One of the reasons I think musical tuition is so important for young children is because it teaches them the importance of hard work and commitment- even if you're bright you still have to work or you'll never progress. This is transferable, even if they give up later on.

There's a lot of discussion at the moment that British children are getting less clever due to the 'it's not right but at least you tried' attitude that can be found in the education. I can't decide what my own opinion is.


Nah, I think it's gonna be more noticeable in higher schools. If you're smart in primary school (the one where you're young, not sure of the english school system names..) you'll do well without trying and someone who is dumb can still kinda match your level by reading more. But then when the school gets so hard that even the bright pupil has to read a lot, the "dumb" one won't be able to keep up anymore.
You'll Never Walk Alone!
#40
That picture on the Guardian article, he looks like his professional interest in children's genes involves splicing them with frogs or something.

The nature/nurture debate is as old as time itself and anyone with an ounce of intelligence realises that they aren't in the slightest mutually exclusive. At the same time, reliable means of measuring someone's 'natural ability' simply don't exist, measurements such as IQ are becoming increasingly arbitrary as most scientists contend that there are multiple types of intelligence, which makes perfect sense. We're nowhere near cataloging all the varieties of intelligence, we've made a good start, there's some nice parametres for measuring emotional intelligence, but we're a long way from a reliable means of measuring someone's inherent intelligence.

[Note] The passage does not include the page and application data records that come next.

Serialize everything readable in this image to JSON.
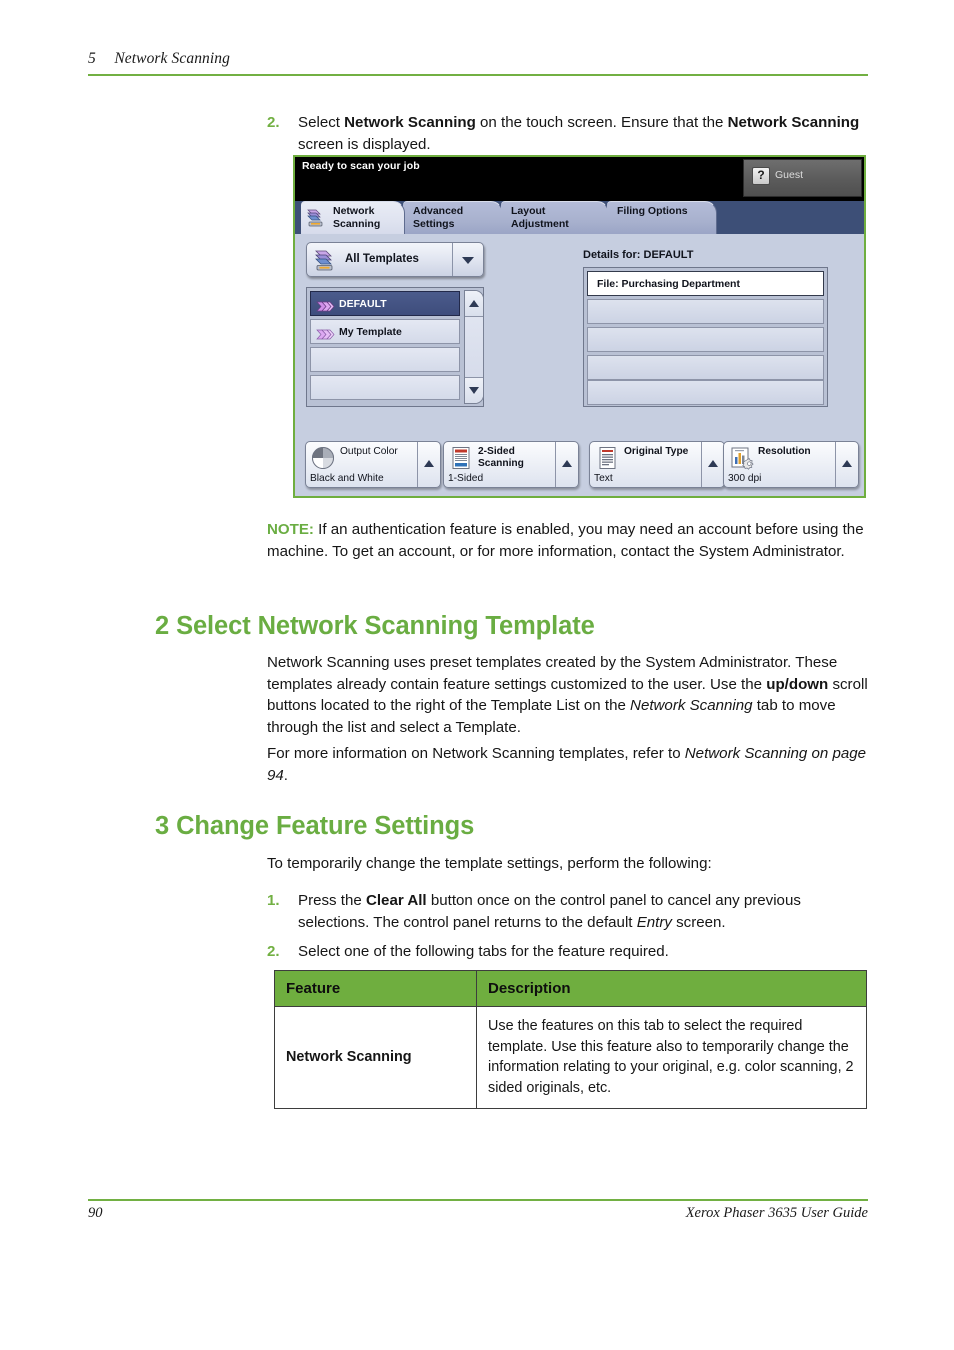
{
  "page": {
    "chapter_number": "5",
    "chapter_title": "Network Scanning",
    "page_number": "90",
    "guide_title": "Xerox Phaser 3635 User Guide",
    "accent_green": "#72b043",
    "heading_green": "#6aad42"
  },
  "step2": {
    "number": "2.",
    "text_part1": "Select ",
    "bold1": "Network Scanning",
    "text_part2": " on the touch screen. Ensure that the ",
    "bold2": "Network Scanning",
    "text_part3": " screen is displayed."
  },
  "touchscreen": {
    "status_text": "Ready to scan your job",
    "guest_label": "Guest",
    "guest_icon": "question-mark-icon",
    "tabs": [
      {
        "label": "Network\nScanning",
        "active": true,
        "icon": "network-scanning-icon"
      },
      {
        "label": "Advanced\nSettings",
        "active": false
      },
      {
        "label": "Layout\nAdjustment",
        "active": false
      },
      {
        "label": "Filing Options",
        "active": false
      }
    ],
    "dropdown": {
      "label": "All Templates",
      "icon": "network-scanning-icon",
      "arrow_icon": "chevron-down-icon"
    },
    "template_list": [
      {
        "label": "DEFAULT",
        "selected": true,
        "icon": "template-chevron-icon"
      },
      {
        "label": "My Template",
        "selected": false,
        "icon": "template-chevron-icon"
      },
      {
        "label": "",
        "selected": false
      },
      {
        "label": "",
        "selected": false
      }
    ],
    "scroll": {
      "up_icon": "triangle-up-icon",
      "down_icon": "triangle-down-icon"
    },
    "details_title": "Details for: DEFAULT",
    "details_rows": [
      {
        "label": "File: Purchasing Department"
      },
      {
        "label": ""
      },
      {
        "label": ""
      },
      {
        "label": ""
      },
      {
        "label": ""
      }
    ],
    "features": [
      {
        "title": "Output Color",
        "value": "Black and White",
        "icon": "color-wheel-icon",
        "bold_title": false
      },
      {
        "title": "2-Sided\nScanning",
        "value": "1-Sided",
        "icon": "two-sided-scanning-icon",
        "bold_title": true
      },
      {
        "title": "Original Type",
        "value": "Text",
        "icon": "document-text-icon",
        "bold_title": true
      },
      {
        "title": "Resolution",
        "value": "300 dpi",
        "icon": "resolution-gear-icon",
        "bold_title": true
      }
    ]
  },
  "note": {
    "label": "NOTE:",
    "text": " If an authentication feature is enabled, you may need an account before using the machine. To get an account, or for more information, contact the System Administrator."
  },
  "section2": {
    "heading": "2 Select Network Scanning Template",
    "para1_a": "Network Scanning uses preset templates created by the System Administrator. These templates already contain feature settings customized to the user. Use the ",
    "para1_bold": "up/down",
    "para1_b": " scroll buttons located to the right of the Template List on the ",
    "para1_italic1": "Network Scanning",
    "para1_c": " tab to move through the list and select a Template.",
    "para2_a": "For more information on Network Scanning templates, refer to ",
    "para2_italic": "Network Scanning on page 94",
    "para2_b": "."
  },
  "section3": {
    "heading": "3 Change Feature Settings",
    "intro": "To temporarily change the template settings, perform the following:",
    "steps": [
      {
        "number": "1.",
        "a": "Press the ",
        "bold": "Clear All",
        "b": " button once on the control panel to cancel any previous selections.  The control panel returns to the default ",
        "italic": "Entry",
        "c": " screen."
      },
      {
        "number": "2.",
        "a": "Select one of the following tabs for the feature required.",
        "bold": "",
        "b": "",
        "italic": "",
        "c": ""
      }
    ]
  },
  "table": {
    "headers": [
      "Feature",
      "Description"
    ],
    "rows": [
      {
        "feature": "Network Scanning",
        "description": "Use the features on this tab to select the required template. Use this feature also to temporarily change the information relating to your original, e.g. color scanning, 2 sided originals, etc."
      }
    ]
  }
}
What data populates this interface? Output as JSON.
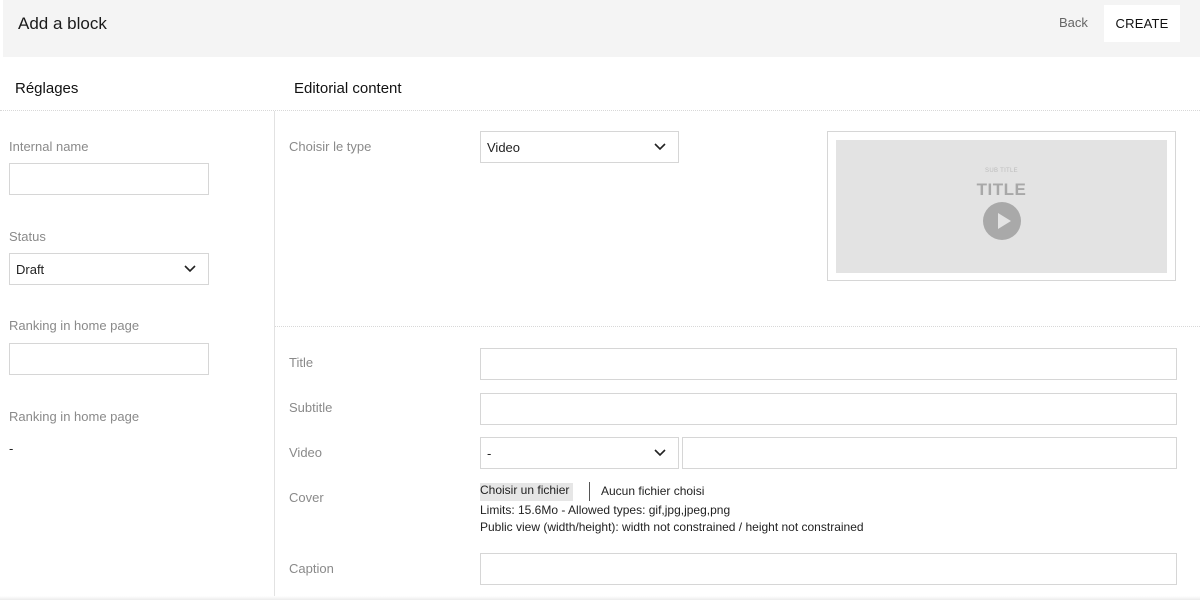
{
  "header": {
    "title": "Add a block",
    "back_label": "Back",
    "create_label": "CREATE"
  },
  "settings": {
    "title": "Réglages",
    "internal_name": {
      "label": "Internal name",
      "value": ""
    },
    "status": {
      "label": "Status",
      "value": "Draft"
    },
    "ranking_input": {
      "label": "Ranking in home page",
      "value": ""
    },
    "ranking_display": {
      "label": "Ranking in home page",
      "value": "-"
    }
  },
  "editorial": {
    "title": "Editorial content",
    "type": {
      "label": "Choisir le type",
      "value": "Video"
    },
    "preview": {
      "subtitle": "SUB TITLE",
      "title": "TITLE",
      "icon": "play-icon"
    },
    "fields": {
      "title": {
        "label": "Title",
        "value": ""
      },
      "subtitle": {
        "label": "Subtitle",
        "value": ""
      },
      "video": {
        "label": "Video",
        "select_value": "-",
        "url_value": ""
      },
      "cover": {
        "label": "Cover",
        "button_label": "Choisir un fichier",
        "status": "Aucun fichier choisi",
        "limits": "Limits: 15.6Mo - Allowed types: gif,jpg,jpeg,png",
        "public_view": "Public view (width/height): width not constrained / height not constrained"
      },
      "caption": {
        "label": "Caption",
        "value": ""
      }
    }
  }
}
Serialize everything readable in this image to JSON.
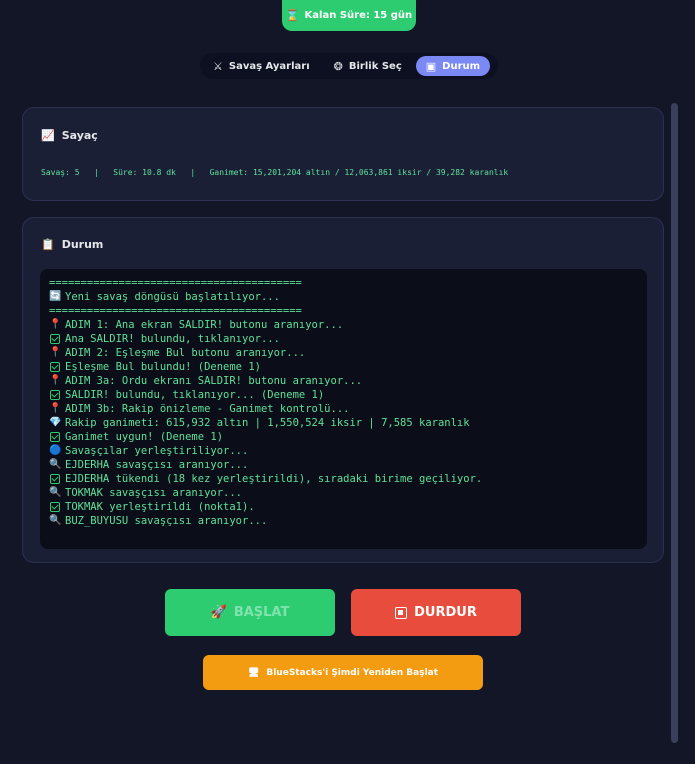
{
  "timer": {
    "label": "Kalan Süre: 15 gün",
    "icon": "hourglass-icon"
  },
  "tabs": [
    {
      "label": "Savaş Ayarları",
      "icon": "swords-icon",
      "active": false
    },
    {
      "label": "Birlik Seç",
      "icon": "unit-icon",
      "active": false
    },
    {
      "label": "Durum",
      "icon": "status-icon",
      "active": true
    }
  ],
  "counter_card": {
    "title": "Sayaç",
    "battles": "Savaş: 5",
    "duration": "Süre: 10.8 dk",
    "loot": "Ganimet: 15,201,204 altın / 12,063,861 iksir / 39,282 karanlık"
  },
  "status_card": {
    "title": "Durum",
    "log": [
      {
        "icon": "",
        "text": "========================================"
      },
      {
        "icon": "refresh",
        "text": "Yeni savaş döngüsü başlatılıyor..."
      },
      {
        "icon": "",
        "text": "========================================"
      },
      {
        "icon": "pin",
        "text": "ADIM 1: Ana ekran SALDIR! butonu aranıyor..."
      },
      {
        "icon": "check",
        "text": "Ana SALDIR! bulundu, tıklanıyor..."
      },
      {
        "icon": "pin",
        "text": "ADIM 2: Eşleşme Bul butonu aranıyor..."
      },
      {
        "icon": "check",
        "text": "Eşleşme Bul bulundu! (Deneme 1)"
      },
      {
        "icon": "pin",
        "text": "ADIM 3a: Ordu ekranı SALDIR! butonu aranıyor..."
      },
      {
        "icon": "check",
        "text": "SALDIR! bulundu, tıklanıyor... (Deneme 1)"
      },
      {
        "icon": "pin",
        "text": "ADIM 3b: Rakip önizleme - Ganimet kontrolü..."
      },
      {
        "icon": "gem",
        "text": "Rakip ganimeti: 615,932 altın | 1,550,524 iksir | 7,585 karanlık"
      },
      {
        "icon": "check",
        "text": "Ganimet uygun! (Deneme 1)"
      },
      {
        "icon": "dot",
        "text": "Savaşçılar yerleştiriliyor..."
      },
      {
        "icon": "search",
        "text": "EJDERHA savaşçısı aranıyor..."
      },
      {
        "icon": "check",
        "text": "EJDERHA tükendi (18 kez yerleştirildi), sıradaki birime geçiliyor."
      },
      {
        "icon": "search",
        "text": "TOKMAK savaşçısı aranıyor..."
      },
      {
        "icon": "check",
        "text": "TOKMAK yerleştirildi (nokta1)."
      },
      {
        "icon": "search",
        "text": "BUZ_BUYUSU savaşçısı aranıyor..."
      }
    ]
  },
  "buttons": {
    "start": "BAŞLAT",
    "stop": "DURDUR",
    "restart": "BlueStacks'i Şimdi Yeniden Başlat"
  },
  "colors": {
    "accent_green": "#2ecc71",
    "accent_red": "#e74c3c",
    "accent_orange": "#f39c12",
    "tab_active": "#7b89f5",
    "log_text": "#5ee19a"
  }
}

So until such point as we map the nuerological network of the human mind (which we're having about as much luck with as mapping the cosmos), I think it's best to leave such rediculously incomplete research out of the education system, which has done nothing but improve with time under both Labour and the Conservatives.

Edit: The word 'Intelligence' lines up four times, that is frikken awesome.
Vinland, Vinland Über Alles

"Why do they still call me a warlord? And mad? All I want to do is create the perfect genetic soldier!"
Page 1 of 2